§ **Information given**:
►

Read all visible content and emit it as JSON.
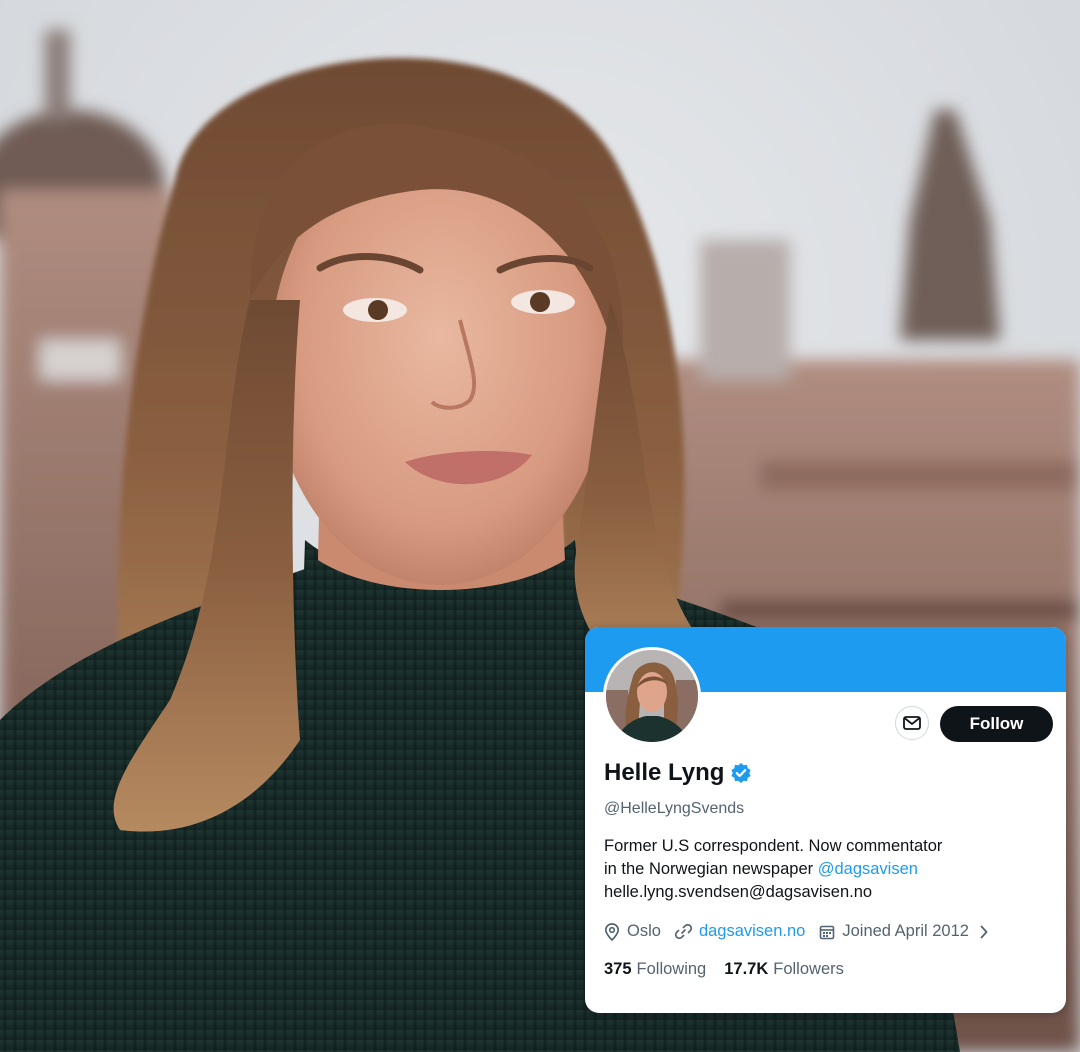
{
  "profile": {
    "display_name": "Helle Lyng",
    "verified": true,
    "handle": "@HelleLyngSvends",
    "bio": {
      "line1": "Former U.S correspondent. Now commentator",
      "line2_prefix": "in the Norwegian newspaper ",
      "line2_mention": "@dagsavisen",
      "line3": "helle.lyng.svendsen@dagsavisen.no"
    },
    "location": "Oslo",
    "website": "dagsavisen.no",
    "joined": "Joined April 2012",
    "following_count": "375",
    "following_label": "Following",
    "followers_count": "17.7K",
    "followers_label": "Followers"
  },
  "actions": {
    "follow_label": "Follow",
    "message_icon": "envelope-icon"
  },
  "colors": {
    "banner": "#1d9bf0",
    "link": "#1d9bf0",
    "follow_button": "#0f1419",
    "secondary_text": "#536471"
  },
  "icons": {
    "verified": "verified-badge-icon",
    "location": "location-pin-icon",
    "link": "link-icon",
    "calendar": "calendar-icon",
    "chevron": "chevron-right-icon"
  }
}
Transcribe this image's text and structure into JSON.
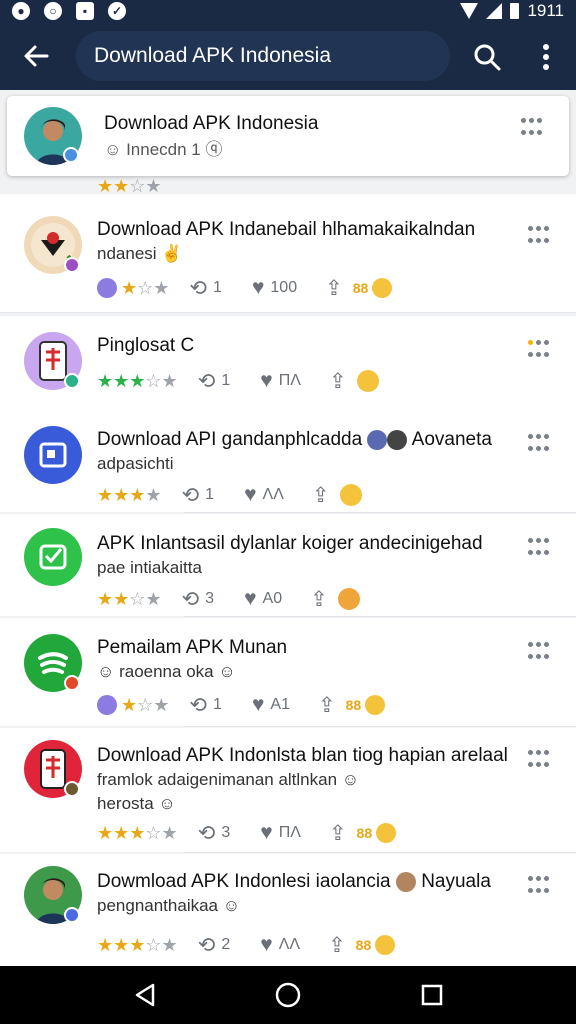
{
  "status_bar": {
    "time": "1911",
    "icons": [
      "notification-icon",
      "record-icon",
      "image-icon",
      "shield-icon",
      "wifi-icon",
      "signal-icon",
      "battery-icon"
    ]
  },
  "header": {
    "search_value": "Download APK Indonesia",
    "back_icon": "arrow-back-icon",
    "search_icon": "search-icon",
    "more_icon": "more-vertical-icon"
  },
  "items": [
    {
      "title": "Download APK Indonesia",
      "subtitle": "☺ Innecdn 1 ⓠ",
      "rating": 2
    },
    {
      "title": "Download APK Indanebail hlhamakaikalndan",
      "subtitle": "ndanesi ✌",
      "rating": 1.5,
      "repost": "1",
      "likes": "100"
    },
    {
      "title": "Pinglosat C",
      "rating": 3.5,
      "repost": "1",
      "likes": "ΠΛ"
    },
    {
      "title": "Download API gandanphlcadda",
      "title_suffix": "Aovaneta",
      "subtitle": "adpasichti",
      "rating": 3,
      "repost": "1",
      "likes": "ΛΛ"
    },
    {
      "title": "APK Inlantsasil dylanlar koiger andecinigehad",
      "subtitle": "pae intiakaitta",
      "rating": 2.5,
      "repost": "3",
      "likes": "A0"
    },
    {
      "title": "Pemailam APK Munan",
      "subtitle": "☺ raoenna oka ☺",
      "rating": 1.5,
      "repost": "1",
      "likes": "A1"
    },
    {
      "title": "Download APK Indonlsta blan tiog hapian arelaal",
      "subtitle": "framlok adaigenimanan altlnkan ☺",
      "subtitle2": "herosta ☺",
      "rating": 3.5,
      "repost": "3",
      "likes": "ΠΛ"
    },
    {
      "title": "Dowmload APK Indonlesi iaolancia",
      "title_suffix": "Nayuala",
      "subtitle": "pengnanthaikaa ☺",
      "rating": 3.5,
      "repost": "2",
      "likes": "ΛΛ"
    }
  ],
  "score_text": "88",
  "colors": {
    "appbar": "#1a2a44",
    "star_gold": "#e8a815",
    "star_green": "#2bb04a",
    "navbar": "#000000"
  }
}
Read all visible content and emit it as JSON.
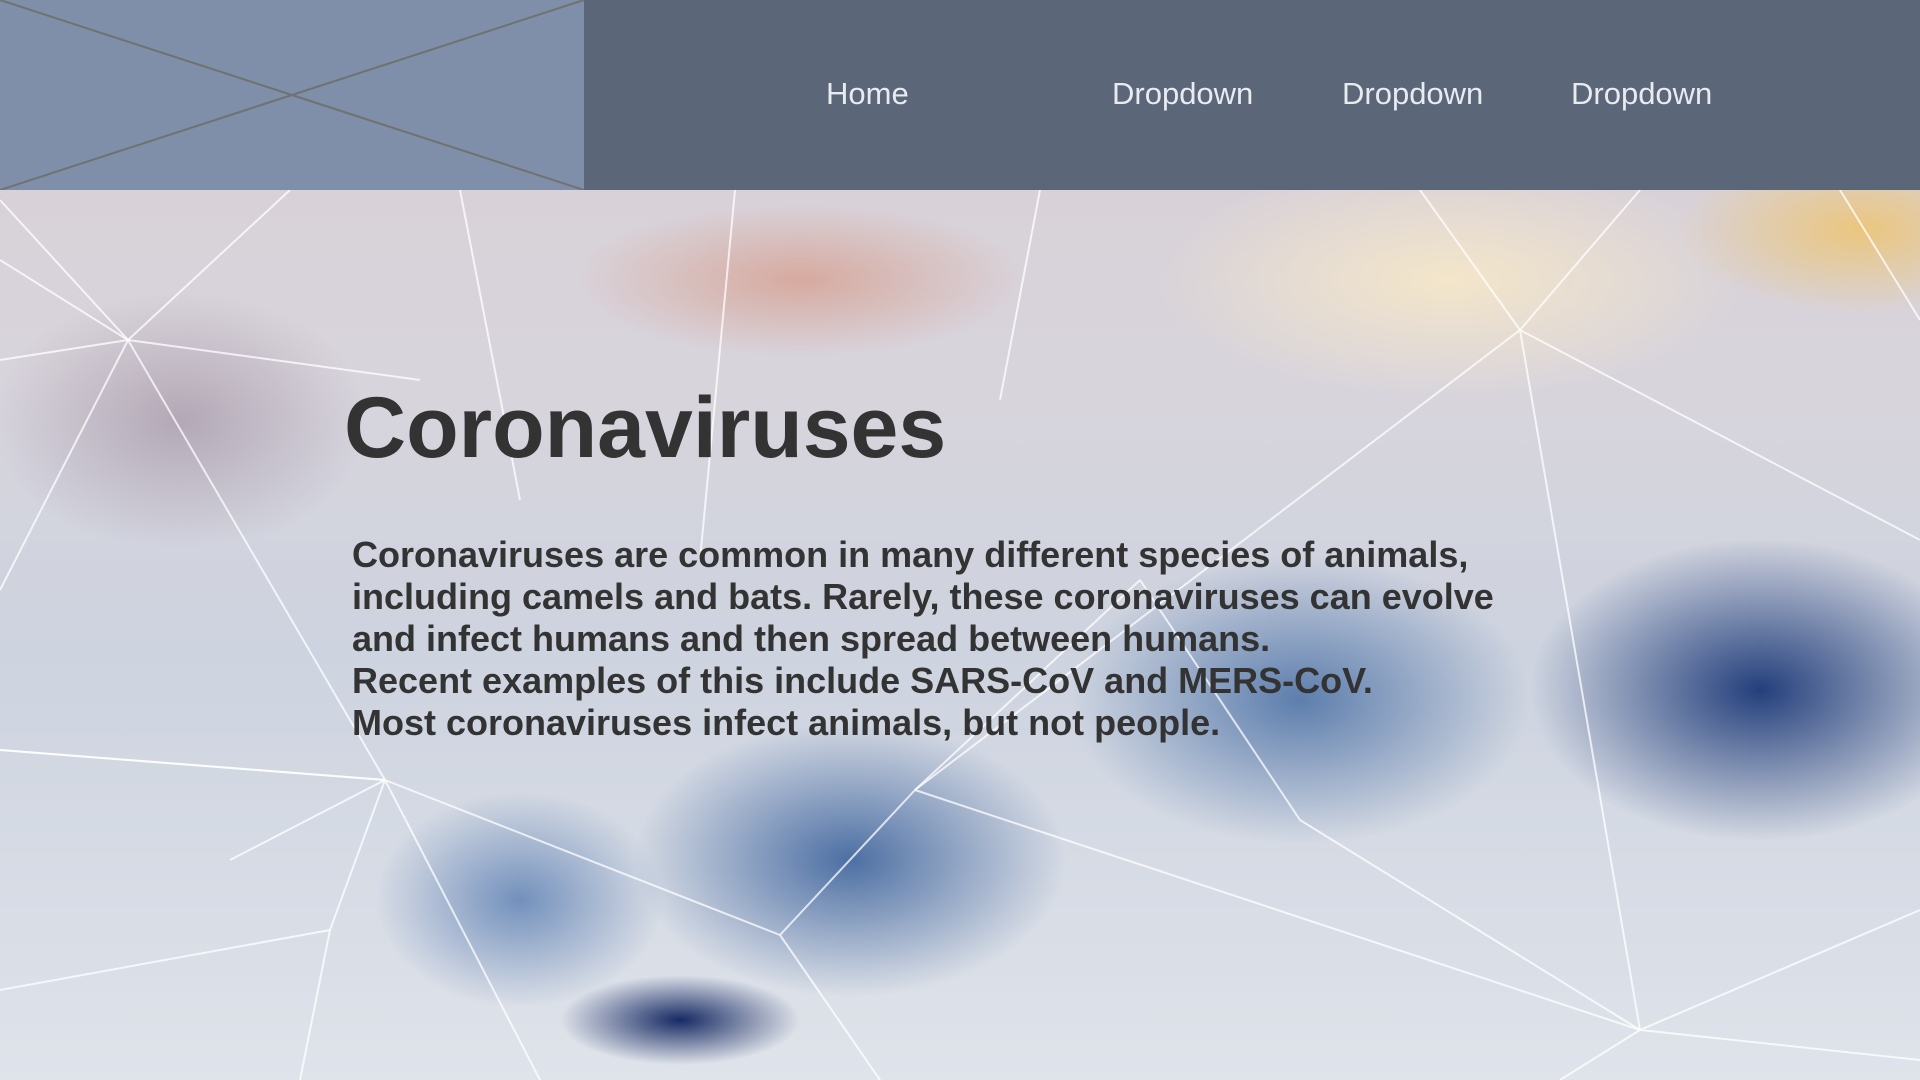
{
  "header": {
    "logo": "image-placeholder",
    "nav": [
      {
        "label": "Home"
      },
      {
        "label": "Dropdown"
      },
      {
        "label": "Dropdown"
      },
      {
        "label": "Dropdown"
      }
    ]
  },
  "hero": {
    "title": "Coronaviruses",
    "lines": [
      "Coronaviruses are common in many different species of animals,",
      "including camels and bats. Rarely, these coronaviruses can evolve",
      "and infect humans and then spread between humans.",
      "Recent examples of this include SARS-CoV and MERS-CoV.",
      "Most coronaviruses infect animals, but not people."
    ]
  },
  "colors": {
    "header_bg": "#5b6679",
    "logo_bg": "#7f8ea9",
    "nav_text": "#e8ebf0",
    "text_dark": "#333333"
  }
}
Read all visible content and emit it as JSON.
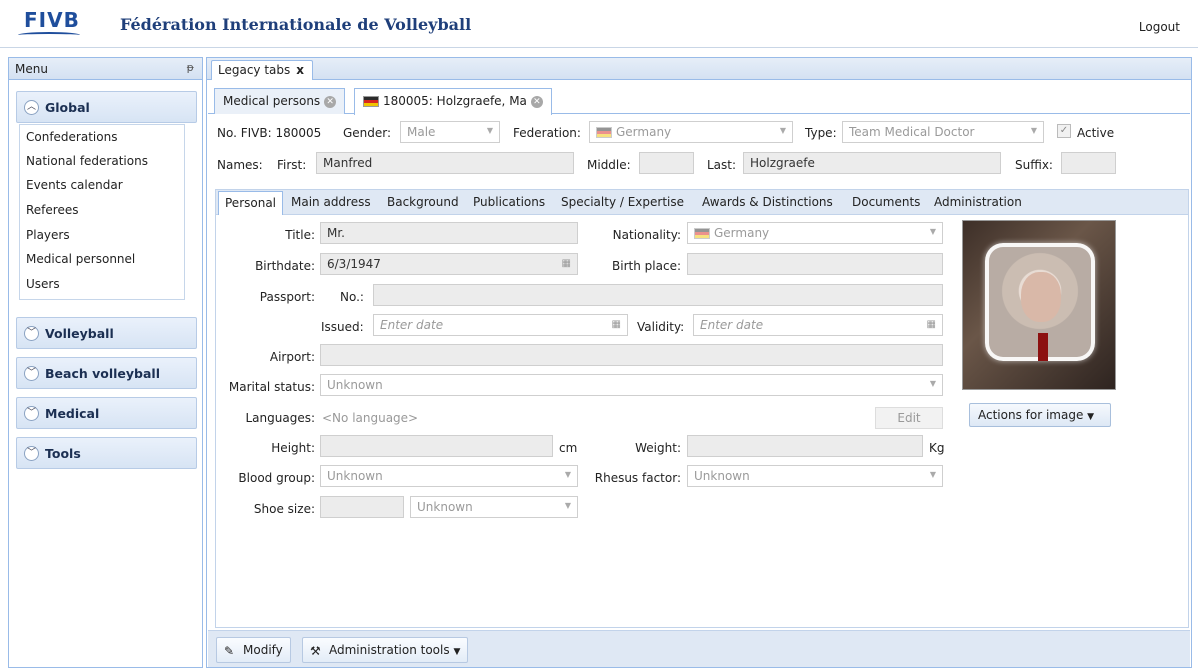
{
  "header": {
    "logo": "FIVB",
    "title": "Fédération Internationale de Volleyball",
    "logout": "Logout"
  },
  "menu": {
    "title": "Menu",
    "sections": [
      {
        "label": "Global",
        "expanded": true
      },
      {
        "label": "Volleyball"
      },
      {
        "label": "Beach volleyball"
      },
      {
        "label": "Medical"
      },
      {
        "label": "Tools"
      }
    ],
    "global_items": [
      "Confederations",
      "National federations",
      "Events calendar",
      "Referees",
      "Players",
      "Medical personnel",
      "Users"
    ]
  },
  "legacy_tab": {
    "label": "Legacy tabs",
    "close": "x"
  },
  "doc_tabs": [
    {
      "label": "Medical persons"
    },
    {
      "label": "180005: Holzgraefe, Ma"
    }
  ],
  "record": {
    "no_fivb_label": "No. FIVB: 180005",
    "gender_label": "Gender:",
    "gender": "Male",
    "federation_label": "Federation:",
    "federation": "Germany",
    "type_label": "Type:",
    "type": "Team Medical Doctor",
    "active_label": "Active",
    "names_label": "Names:",
    "first_label": "First:",
    "first": "Manfred",
    "middle_label": "Middle:",
    "middle": "",
    "last_label": "Last:",
    "last": "Holzgraefe",
    "suffix_label": "Suffix:",
    "suffix": ""
  },
  "sub_tabs": [
    "Personal",
    "Main address",
    "Background",
    "Publications",
    "Specialty / Expertise",
    "Awards & Distinctions",
    "Documents",
    "Administration"
  ],
  "personal": {
    "title_label": "Title:",
    "title": "Mr.",
    "nationality_label": "Nationality:",
    "nationality": "Germany",
    "birthdate_label": "Birthdate:",
    "birthdate": "6/3/1947",
    "birthplace_label": "Birth place:",
    "birthplace": "",
    "passport_label": "Passport:",
    "no_label": "No.:",
    "passport_no": "",
    "issued_label": "Issued:",
    "issued_placeholder": "Enter date",
    "validity_label": "Validity:",
    "validity_placeholder": "Enter date",
    "airport_label": "Airport:",
    "airport": "",
    "marital_label": "Marital status:",
    "marital": "Unknown",
    "languages_label": "Languages:",
    "languages": "<No language>",
    "edit_label": "Edit",
    "height_label": "Height:",
    "height": "",
    "height_unit": "cm",
    "weight_label": "Weight:",
    "weight": "",
    "weight_unit": "Kg",
    "blood_label": "Blood group:",
    "blood": "Unknown",
    "rhesus_label": "Rhesus factor:",
    "rhesus": "Unknown",
    "shoe_label": "Shoe size:",
    "shoe": "",
    "shoe_unit": "Unknown"
  },
  "image": {
    "actions_label": "Actions for image"
  },
  "bottom": {
    "modify_label": "Modify",
    "admin_tools_label": "Administration tools"
  },
  "colors": {
    "accent": "#1f4e9c",
    "border": "#99bbe8",
    "panel": "#dfe8f4"
  }
}
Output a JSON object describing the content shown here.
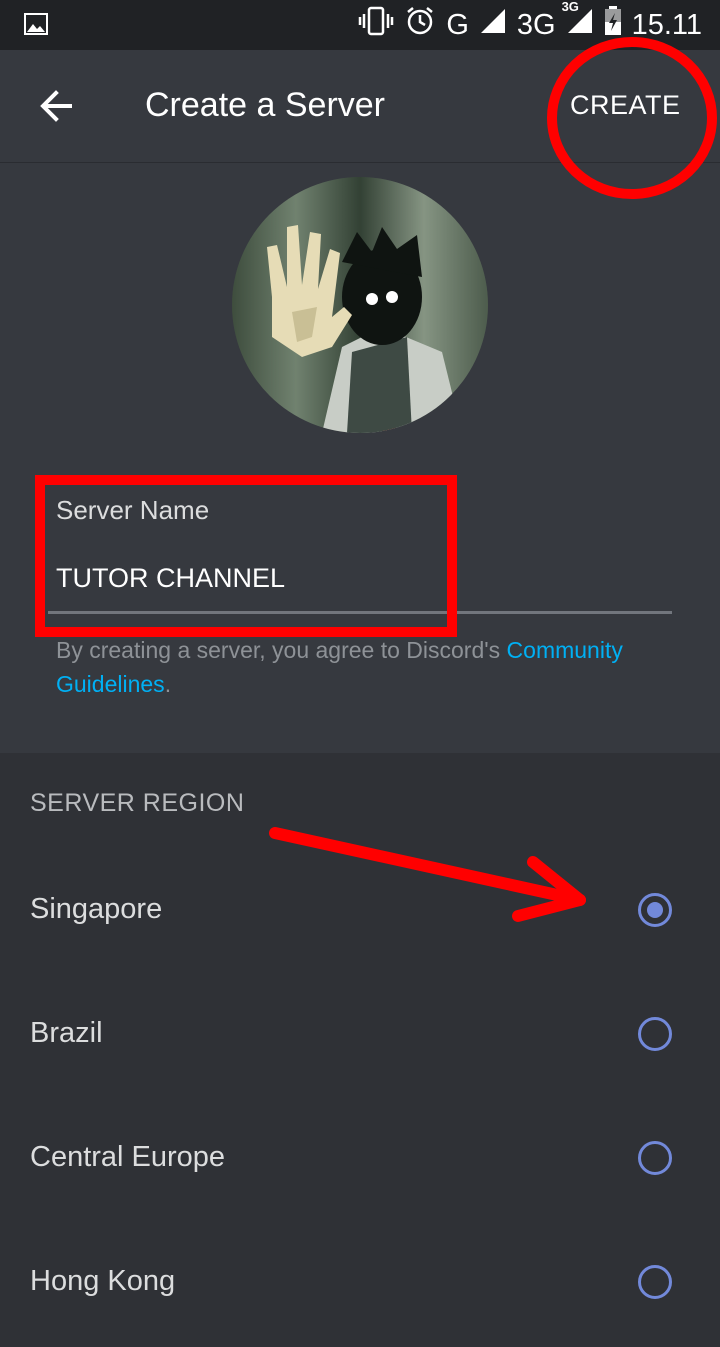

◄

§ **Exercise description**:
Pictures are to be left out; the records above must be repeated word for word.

§ **Result**:
Read all visible content and emit it as JSON.
{
  "profile": {
    "display_name": "Helle Lyng",
    "verified": true,
    "handle": "@HelleLyngSvends",
    "bio": {
      "line1": "Former U.S correspondent. Now commentator",
      "line2_prefix": "in the Norwegian newspaper ",
      "line2_mention": "@dagsavisen",
      "line3": "helle.lyng.svendsen@dagsavisen.no"
    },
    "location": "Oslo",
    "website": "dagsavisen.no",
    "joined": "Joined April 2012",
    "following_count": "375",
    "following_label": "Following",
    "followers_count": "17.7K",
    "followers_label": "Followers"
  },
  "actions": {
    "follow_label": "Follow",
    "message_icon": "envelope-icon"
  },
  "colors": {
    "banner": "#1d9bf0",
    "link": "#1d9bf0",
    "follow_button": "#0f1419",
    "secondary_text": "#536471"
  },
  "icons": {
    "verified": "verified-badge-icon",
    "location": "location-pin-icon",
    "link": "link-icon",
    "calendar": "calendar-icon",
    "chevron": "chevron-right-icon"
  }
}
Transcribe this image's text and structure into JSON.
{
  "status_bar": {
    "time": "1911",
    "icons": [
      "notification-icon",
      "record-icon",
      "image-icon",
      "shield-icon",
      "wifi-icon",
      "signal-icon",
      "battery-icon"
    ]
  },
  "header": {
    "search_value": "Download APK Indonesia",
    "back_icon": "arrow-back-icon",
    "search_icon": "search-icon",
    "more_icon": "more-vertical-icon"
  },
  "items": [
    {
      "title": "Download APK Indonesia",
      "subtitle": "☺ Innecdn 1 ⓠ",
      "rating": 2
    },
    {
      "title": "Download APK Indanebail hlhamakaikalndan",
      "subtitle": "ndanesi ✌",
      "rating": 1.5,
      "repost": "1",
      "likes": "100"
    },
    {
      "title": "Pinglosat C",
      "rating": 3.5,
      "repost": "1",
      "likes": "ΠΛ"
    },
    {
      "title": "Download API gandanphlcadda",
      "title_suffix": "Aovaneta",
      "subtitle": "adpasichti",
      "rating": 3,
      "repost": "1",
      "likes": "ΛΛ"
    },
    {
      "title": "APK Inlantsasil dylanlar koiger andecinigehad",
      "subtitle": "pae intiakaitta",
      "rating": 2.5,
      "repost": "3",
      "likes": "A0"
    },
    {
      "title": "Pemailam APK Munan",
      "subtitle": "☺ raoenna oka ☺",
      "rating": 1.5,
      "repost": "1",
      "likes": "A1"
    },
    {
      "title": "Download APK Indonlsta blan tiog hapian arelaal",
      "subtitle": "framlok adaigenimanan altlnkan ☺",
      "subtitle2": "herosta ☺",
      "rating": 3.5,
      "repost": "3",
      "likes": "ΠΛ"
    },
    {
      "title": "Dowmload APK Indonlesi iaolancia",
      "title_suffix": "Nayuala",
      "subtitle": "pengnanthaikaa ☺",
      "rating": 3.5,
      "repost": "2",
      "likes": "ΛΛ"
    }
  ],
  "score_text": "88",
  "colors": {
    "appbar": "#1a2a44",
    "star_gold": "#e8a815",
    "star_green": "#2bb04a",
    "navbar": "#000000"
  }
}
Read all visible content and emit it as JSON.
{
  "header": {
    "logo": "image-placeholder",
    "nav": [
      {
        "label": "Home"
      },
      {
        "label": "Dropdown"
      },
      {
        "label": "Dropdown"
      },
      {
        "label": "Dropdown"
      }
    ]
  },
  "hero": {
    "title": "Coronaviruses",
    "lines": [
      "Coronaviruses are common in many different species of animals,",
      "including camels and bats. Rarely, these coronaviruses can evolve",
      "and infect humans and then spread between humans.",
      "Recent examples of this include SARS-CoV and MERS-CoV.",
      "Most coronaviruses infect animals, but not people."
    ]
  },
  "colors": {
    "header_bg": "#5b6679",
    "logo_bg": "#7f8ea9",
    "nav_text": "#e8ebf0",
    "text_dark": "#333333"
  }
}
Read all visible content and emit it as JSON.
{
  "header": {
    "logo": "FIVB",
    "title": "Fédération Internationale de Volleyball",
    "logout": "Logout"
  },
  "menu": {
    "title": "Menu",
    "sections": [
      {
        "label": "Global",
        "expanded": true
      },
      {
        "label": "Volleyball"
      },
      {
        "label": "Beach volleyball"
      },
      {
        "label": "Medical"
      },
      {
        "label": "Tools"
      }
    ],
    "global_items": [
      "Confederations",
      "National federations",
      "Events calendar",
      "Referees",
      "Players",
      "Medical personnel",
      "Users"
    ]
  },
  "legacy_tab": {
    "label": "Legacy tabs",
    "close": "x"
  },
  "doc_tabs": [
    {
      "label": "Medical persons"
    },
    {
      "label": "180005: Holzgraefe, Ma"
    }
  ],
  "record": {
    "no_fivb_label": "No. FIVB: 180005",
    "gender_label": "Gender:",
    "gender": "Male",
    "federation_label": "Federation:",
    "federation": "Germany",
    "type_label": "Type:",
    "type": "Team Medical Doctor",
    "active_label": "Active",
    "names_label": "Names:",
    "first_label": "First:",
    "first": "Manfred",
    "middle_label": "Middle:",
    "middle": "",
    "last_label": "Last:",
    "last": "Holzgraefe",
    "suffix_label": "Suffix:",
    "suffix": ""
  },
  "sub_tabs": [
    "Personal",
    "Main address",
    "Background",
    "Publications",
    "Specialty / Expertise",
    "Awards & Distinctions",
    "Documents",
    "Administration"
  ],
  "personal": {
    "title_label": "Title:",
    "title": "Mr.",
    "nationality_label": "Nationality:",
    "nationality": "Germany",
    "birthdate_label": "Birthdate:",
    "birthdate": "6/3/1947",
    "birthplace_label": "Birth place:",
    "birthplace": "",
    "passport_label": "Passport:",
    "no_label": "No.:",
    "passport_no": "",
    "issued_label": "Issued:",
    "issued_placeholder": "Enter date",
    "validity_label": "Validity:",
    "validity_placeholder": "Enter date",
    "airport_label": "Airport:",
    "airport": "",
    "marital_label": "Marital status:",
    "marital": "Unknown",
    "languages_label": "Languages:",
    "languages": "<No language>",
    "edit_label": "Edit",
    "height_label": "Height:",
    "height": "",
    "height_unit": "cm",
    "weight_label": "Weight:",
    "weight": "",
    "weight_unit": "Kg",
    "blood_label": "Blood group:",
    "blood": "Unknown",
    "rhesus_label": "Rhesus factor:",
    "rhesus": "Unknown",
    "shoe_label": "Shoe size:",
    "shoe": "",
    "shoe_unit": "Unknown"
  },
  "image": {
    "actions_label": "Actions for image"
  },
  "bottom": {
    "modify_label": "Modify",
    "admin_tools_label": "Administration tools"
  },
  "colors": {
    "accent": "#1f4e9c",
    "border": "#99bbe8",
    "panel": "#dfe8f4"
  }
}
Output a JSON object describing the content shown here.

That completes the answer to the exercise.